Tall fescue is an option for use on Northland farms in dry conditions like the region's west coast is experiencing, says Steve Cranston, who investigated its use on seven Northland dairy farms during summer last year.
Mr Cranston, an AgFirst consultant in Hamilton, was a student at Lincoln University when he carried out his investigation and, with Lincoln lecturer Guy Trafford, produced a report on his findings.
Drought-tolerant pastures will be increasingly important in Northland dairying, with NIWA predicting a reduction of up to 5 per cent in its annual rainfall making droughts more frequent and intense, the report says.
Despite a survey finding four-out-of-five Northland farmers rated their experience with tall fescue good or very good, use of it as dairy pasture in Northland was low compared with more traditional perennial ryegrass.
Mr Cranston told the Rural Advocate there had been initial difficulties with managing tall fescue, but improved cultivars, endophytes and management techniques had increased its potential as a summer survival option for farmers.
Tall fescue has been shown to have superior summer and autumn production compared with perennial ryegrass, with a temperature ceiling which allowed it to continue growing at temperatures from which ryegrass would suffer heat stress, his report says.
Tall fescue has one of the deepest rooting systems of all perennial pasture species, extending as deep as 2m, and its upright growth form allows more space for clover to grow compared with perennial ryegrass, which can crowd out other species.

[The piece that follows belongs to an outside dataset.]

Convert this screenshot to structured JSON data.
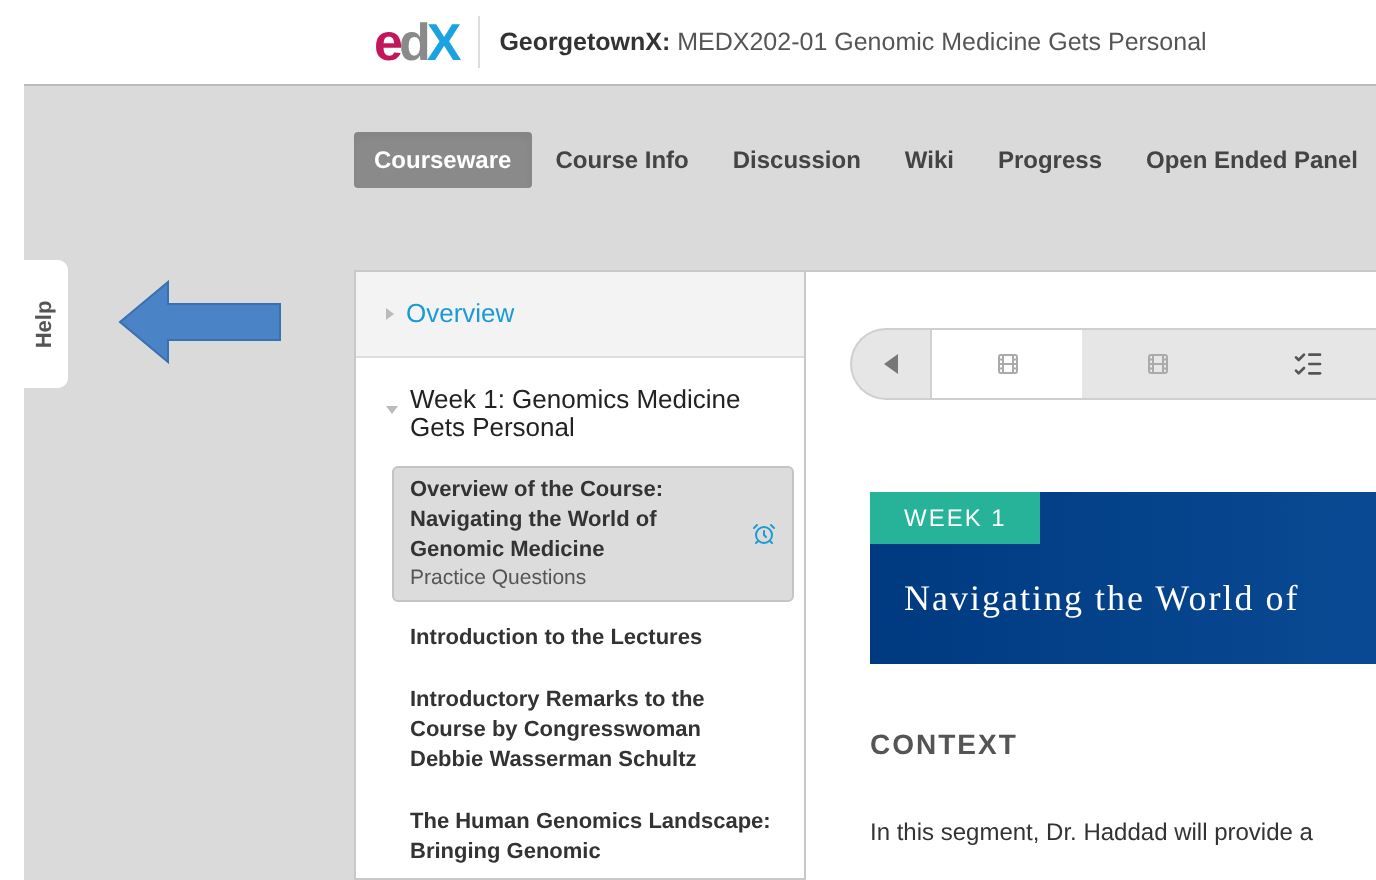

In addition to drought resistance, tall fescue has high pest tolerance and can handle cow pugging damage better than ryegrass. The surveyed farmers' perception was that DairyNZ had a strong focus on ryegrass and little attention was being given to the potential of tall fescue to increase pasture persistence even though it appeared more suited to Northland conditions, the report says.